|International Classification||H05K1/11, B41J29/377, B41J2/14, B41J2/175|
|Cooperative Classification||H05K1/118, B41J2/17553, B41J2/1408, B41J29/377|
|European Classification||B41J2/175C8, B41J29/377, B41J2/14B4|
|Mar 13, 1998||AS||Assignment|
Owner name: HEWLETT-PACKARD COMPANY, CALIFORNIA
Free format text: ASSIGNMENT OF ASSIGNORS INTEREST;ASSIGNORS:WADE, JOHN M.;COURIAN, KENNETH J.;MCCULLOUGH, JAMES L.;AND OTHERS;REEL/FRAME:009039/0971;SIGNING DATES FROM 19971229 TO 19980129

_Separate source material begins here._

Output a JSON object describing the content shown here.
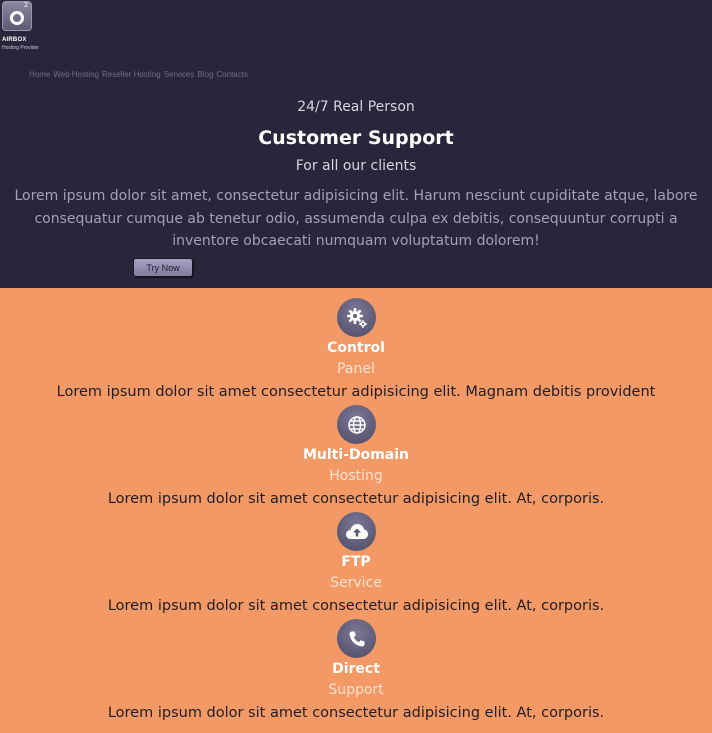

|Jan 16, 2001||AS||Assignment|
Owner name: HEWLETT-PACKARD COMPANY, COLORADO
Free format text: MERGER;ASSIGNOR:HEWLETT-PACKARD COMPANY;REEL/FRAME:011523/0469
Effective date: 19980520
|Feb 28, 2005||FPAY||Fee payment|
Year of fee payment: 4
|Mar 2, 2009||FPAY||Fee payment|
Year of fee payment: 8
|Sep 22, 2011||AS||Assignment|
Owner name: HEWLETT-PACKARD DEVELOPMENT COMPANY, L.P., TEXAS
Free format text: ASSIGNMENT OF ASSIGNORS INTEREST;ASSIGNOR:HEWLETT-PACKARD COMPANY;REEL/FRAME:026945/0699
Effective date: 20030131
|Jan 31, 2013||FPAY||Fee payment|
Year of fee payment: 12